An Exploration of the Social Justice Identity Development of Professional School Counselors Who Advocate for Undocumented Students
Research related to the school counselor's journey to social justice advocacy is minimal. An exploration of the school counselor's journey to social justice advocacy and the impact it has on the counselor's work with students is needed. Furthermore, research related to the needs and challenges of undocumented students have not been explored.
The purpose of this study was to explore the social justice identity development of professional school counselors who identify as advocates for undocumented students through critical incidents. The study is grounded in Bobbie Harro's Cycle of Liberation and Relational Cultural Theory to answer the following research questions: (1) What do school counselors who identify as social justice advocates describe as critical incidents in their social justice identity development when working with undocumented students? (2) How have these critical incidents impacted the social justice identity development of professional school counselors? I enlisted a qualitative approach utilizing the Critical Incident Technique (Flanagan, 1954) to address the research questions.
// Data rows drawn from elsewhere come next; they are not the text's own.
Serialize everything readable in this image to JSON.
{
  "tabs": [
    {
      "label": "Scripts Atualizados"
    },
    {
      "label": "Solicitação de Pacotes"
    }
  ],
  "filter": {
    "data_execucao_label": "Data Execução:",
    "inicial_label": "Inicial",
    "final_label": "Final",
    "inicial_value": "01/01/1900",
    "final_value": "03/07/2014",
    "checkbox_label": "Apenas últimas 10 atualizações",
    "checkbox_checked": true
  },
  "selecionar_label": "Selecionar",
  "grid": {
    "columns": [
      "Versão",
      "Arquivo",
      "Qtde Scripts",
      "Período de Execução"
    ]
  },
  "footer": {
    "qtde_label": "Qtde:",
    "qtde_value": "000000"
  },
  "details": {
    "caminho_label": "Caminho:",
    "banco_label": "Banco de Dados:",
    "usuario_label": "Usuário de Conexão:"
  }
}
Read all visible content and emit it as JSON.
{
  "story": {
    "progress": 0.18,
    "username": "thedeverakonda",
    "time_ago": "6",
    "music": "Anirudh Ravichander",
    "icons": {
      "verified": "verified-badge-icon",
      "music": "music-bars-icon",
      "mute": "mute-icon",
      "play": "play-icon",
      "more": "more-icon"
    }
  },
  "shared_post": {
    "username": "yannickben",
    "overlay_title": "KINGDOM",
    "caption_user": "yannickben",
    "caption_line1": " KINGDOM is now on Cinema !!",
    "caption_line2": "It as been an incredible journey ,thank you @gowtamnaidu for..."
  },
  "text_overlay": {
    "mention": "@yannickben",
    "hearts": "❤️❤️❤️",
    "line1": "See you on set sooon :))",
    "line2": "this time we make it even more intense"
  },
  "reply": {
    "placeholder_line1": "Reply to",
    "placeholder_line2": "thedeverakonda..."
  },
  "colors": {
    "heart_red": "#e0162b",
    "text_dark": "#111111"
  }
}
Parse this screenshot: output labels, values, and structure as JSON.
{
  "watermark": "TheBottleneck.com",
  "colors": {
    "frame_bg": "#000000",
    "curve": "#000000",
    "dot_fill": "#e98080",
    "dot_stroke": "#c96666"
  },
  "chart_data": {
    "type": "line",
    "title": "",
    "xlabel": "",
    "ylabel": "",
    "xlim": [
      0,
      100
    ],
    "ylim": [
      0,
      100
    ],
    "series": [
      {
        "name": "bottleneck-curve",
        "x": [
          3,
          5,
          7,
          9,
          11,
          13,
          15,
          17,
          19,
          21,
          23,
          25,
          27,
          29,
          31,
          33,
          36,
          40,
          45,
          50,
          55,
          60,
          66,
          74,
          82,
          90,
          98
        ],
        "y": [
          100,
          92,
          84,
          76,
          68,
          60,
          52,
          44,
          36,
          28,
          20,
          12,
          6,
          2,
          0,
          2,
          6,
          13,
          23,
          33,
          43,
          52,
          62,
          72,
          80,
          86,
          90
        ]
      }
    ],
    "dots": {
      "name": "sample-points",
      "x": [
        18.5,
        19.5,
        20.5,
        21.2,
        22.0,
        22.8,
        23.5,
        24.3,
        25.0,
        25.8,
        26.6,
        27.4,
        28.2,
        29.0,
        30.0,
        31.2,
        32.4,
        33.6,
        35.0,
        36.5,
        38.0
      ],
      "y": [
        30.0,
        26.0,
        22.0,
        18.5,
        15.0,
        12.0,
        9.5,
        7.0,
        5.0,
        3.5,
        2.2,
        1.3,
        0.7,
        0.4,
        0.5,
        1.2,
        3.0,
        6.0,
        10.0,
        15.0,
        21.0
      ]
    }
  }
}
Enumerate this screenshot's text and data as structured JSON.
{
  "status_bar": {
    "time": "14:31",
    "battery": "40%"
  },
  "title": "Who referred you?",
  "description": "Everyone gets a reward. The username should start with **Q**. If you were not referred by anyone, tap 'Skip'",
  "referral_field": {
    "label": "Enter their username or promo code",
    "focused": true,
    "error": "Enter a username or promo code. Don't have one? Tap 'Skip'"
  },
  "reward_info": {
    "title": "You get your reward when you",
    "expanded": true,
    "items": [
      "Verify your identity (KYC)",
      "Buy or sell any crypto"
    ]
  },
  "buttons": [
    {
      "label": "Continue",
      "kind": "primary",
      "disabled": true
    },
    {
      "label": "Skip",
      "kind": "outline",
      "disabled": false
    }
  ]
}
Six secondary school counselors participated in this study. Five were female, two were white, two were Hispanic, one was African-American, and one was bi-racial. Four were citizens, one was a naturalized citizen and one was a DACA recipient. One had been a school counselor for 1 - 3 years, two for 3-5 years, and 3 had been school counselors for more than 7 years. The critical incidents identified by the participants related to personal experiences such as parental influence, family experiences, and influence of educators; formal learning such as experiential learning and academic learning; past work experiences; and student impact on the counselor.
The school counselor's relationship with an undocumented student or immigrant played a role in the participants social justice identity development. The school counselors' identity development mirrored Harro's (2000) Cycle of Liberation. As a result of the critical incidents provided by the participants, connection and introspection emerged. The connection and introspection liberated the counselor and served as the process towards the counselors' social justice identity development.